- TASK TO COMPLETE
Hand back the entries exactly as written, minus every picture.

- INPUT
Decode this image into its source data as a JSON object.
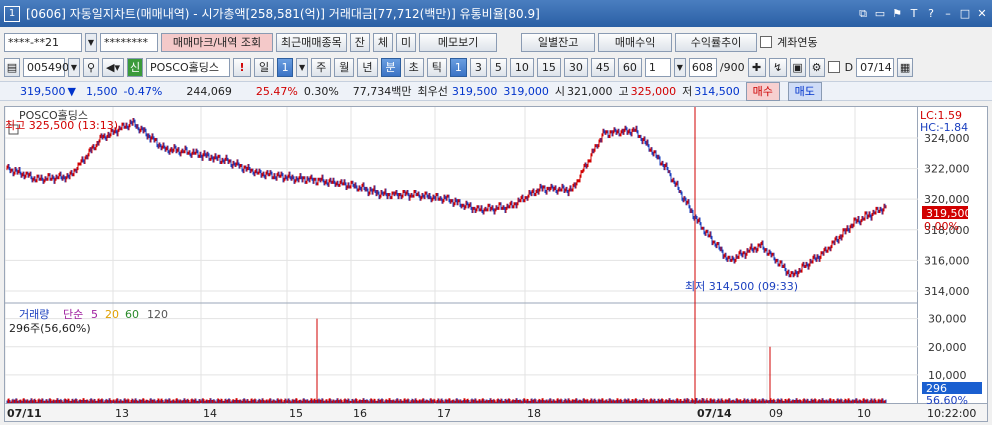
{
  "title": {
    "num": "1",
    "text": "[0606] 자동일지차트(매매내역) - 시가총액[258,581(억)] 거래대금[77,712(백만)] 유통비율[80.9]"
  },
  "toolbar1": {
    "account": "****-**21",
    "password": "********",
    "btn_mark": "매매마크/내역 조회",
    "btn_recent": "최근매매종목",
    "btn_jan": "잔",
    "btn_che": "체",
    "btn_mi": "미",
    "btn_memo": "메모보기",
    "btn_daily": "일별잔고",
    "btn_profit": "매매수익",
    "btn_rate": "수익률추이",
    "chk_account": "계좌연동"
  },
  "toolbar2": {
    "code": "005490",
    "name": "POSCO홀딩스",
    "day": "일",
    "day_val": "1",
    "periods": [
      "주",
      "월",
      "년",
      "분",
      "초",
      "틱"
    ],
    "nums": [
      "1",
      "3",
      "5",
      "10",
      "15",
      "30",
      "45",
      "60"
    ],
    "period_val": "1",
    "count": "608",
    "count_total": "/900",
    "date": "07/14",
    "d_label": "D"
  },
  "quote": {
    "price": "319,500",
    "arrow": "▼",
    "change": "1,500",
    "rate": "-0.47%",
    "volume": "244,069",
    "vol_rate": "25.47%",
    "turnover_rate": "0.30%",
    "amount": "77,734백만",
    "pref_label": "최우선",
    "pref1": "319,500",
    "pref2": "319,000",
    "open_label": "시",
    "open": "321,000",
    "high_label": "고",
    "high": "325,000",
    "low_label": "저",
    "low": "314,500",
    "buy": "매수",
    "sell": "매도"
  },
  "price_panel": {
    "legend": "POSCO홀딩스",
    "lc": "LC:1.59",
    "hc": "HC:-1.84",
    "hi_label": "최고 325,500 (13:13)",
    "lo_label": "최저 314,500 (09:33)",
    "cur_price": "319,500",
    "cur_rate": "0.00%",
    "y_ticks": [
      "324,000",
      "322,000",
      "320,000",
      "318,000",
      "316,000",
      "314,000"
    ]
  },
  "volume_panel": {
    "legend": "거래량",
    "ma_label": "단순",
    "ma": [
      "5",
      "20",
      "60",
      "120"
    ],
    "info": "296주(56,60%)",
    "y_ticks": [
      "30,000",
      "20,000",
      "10,000"
    ],
    "cur": "296",
    "cur_rate": "56.60%"
  },
  "x_labels": [
    "07/11",
    "13",
    "14",
    "15",
    "16",
    "17",
    "18",
    "07/14",
    "09",
    "10"
  ],
  "time": "10:22:00",
  "colors": {
    "up": "#d10000",
    "down": "#1a3fbf",
    "title": "#2a5fa5"
  },
  "chart_data": {
    "type": "candlestick",
    "x_dates": [
      "07/11",
      "07/14"
    ],
    "price_close": [
      322000,
      321300,
      321500,
      324000,
      325000,
      323300,
      323000,
      322500,
      321700,
      321400,
      321200,
      320900,
      320300,
      320300,
      320000,
      319300,
      319500,
      320700,
      320600,
      324300,
      324500,
      322000,
      318500,
      316000,
      317000,
      315000,
      316500,
      318500,
      319500
    ],
    "volume_peaks": [
      30000,
      20000
    ],
    "ylim_price": [
      314000,
      325500
    ],
    "ylim_volume": [
      0,
      32000
    ]
  }
}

- RESPONSE
Decode this image into its source data as a JSON object.
{
  "title": {
    "num": "1",
    "text": "[0606] 자동일지차트(매매내역) - 시가총액[258,581(억)] 거래대금[77,712(백만)] 유통비율[80.9]"
  },
  "toolbar1": {
    "account": "****-**21",
    "password": "********",
    "btn_mark": "매매마크/내역 조회",
    "btn_recent": "최근매매종목",
    "btn_jan": "잔",
    "btn_che": "체",
    "btn_mi": "미",
    "btn_memo": "메모보기",
    "btn_daily": "일별잔고",
    "btn_profit": "매매수익",
    "btn_rate": "수익률추이",
    "chk_account": "계좌연동"
  },
  "toolbar2": {
    "code": "005490",
    "name": "POSCO홀딩스",
    "day": "일",
    "day_val": "1",
    "periods": [
      "주",
      "월",
      "년",
      "분",
      "초",
      "틱"
    ],
    "nums": [
      "1",
      "3",
      "5",
      "10",
      "15",
      "30",
      "45",
      "60"
    ],
    "period_val": "1",
    "count": "608",
    "count_total": "/900",
    "date": "07/14",
    "d_label": "D"
  },
  "quote": {
    "price": "319,500",
    "arrow": "▼",
    "change": "1,500",
    "rate": "-0.47%",
    "volume": "244,069",
    "vol_rate": "25.47%",
    "turnover_rate": "0.30%",
    "amount": "77,734백만",
    "pref_label": "최우선",
    "pref1": "319,500",
    "pref2": "319,000",
    "open_label": "시",
    "open": "321,000",
    "high_label": "고",
    "high": "325,000",
    "low_label": "저",
    "low": "314,500",
    "buy": "매수",
    "sell": "매도"
  },
  "price_panel": {
    "legend": "POSCO홀딩스",
    "lc": "LC:1.59",
    "hc": "HC:-1.84",
    "hi_label": "최고 325,500 (13:13)",
    "lo_label": "최저 314,500 (09:33)",
    "cur_price": "319,500",
    "cur_rate": "0.00%",
    "y_ticks": [
      "324,000",
      "322,000",
      "320,000",
      "318,000",
      "316,000",
      "314,000"
    ]
  },
  "volume_panel": {
    "legend": "거래량",
    "ma_label": "단순",
    "ma": [
      "5",
      "20",
      "60",
      "120"
    ],
    "info": "296주(56,60%)",
    "y_ticks": [
      "30,000",
      "20,000",
      "10,000"
    ],
    "cur": "296",
    "cur_rate": "56.60%"
  },
  "x_labels": [
    "07/11",
    "13",
    "14",
    "15",
    "16",
    "17",
    "18",
    "07/14",
    "09",
    "10"
  ],
  "time": "10:22:00",
  "colors": {
    "up": "#d10000",
    "down": "#1a3fbf",
    "title": "#2a5fa5"
  },
  "chart_data": {
    "type": "candlestick",
    "x_dates": [
      "07/11",
      "07/14"
    ],
    "price_close": [
      322000,
      321300,
      321500,
      324000,
      325000,
      323300,
      323000,
      322500,
      321700,
      321400,
      321200,
      320900,
      320300,
      320300,
      320000,
      319300,
      319500,
      320700,
      320600,
      324300,
      324500,
      322000,
      318500,
      316000,
      317000,
      315000,
      316500,
      318500,
      319500
    ],
    "volume_peaks": [
      30000,
      20000
    ],
    "ylim_price": [
      314000,
      325500
    ],
    "ylim_volume": [
      0,
      32000
    ]
  }
}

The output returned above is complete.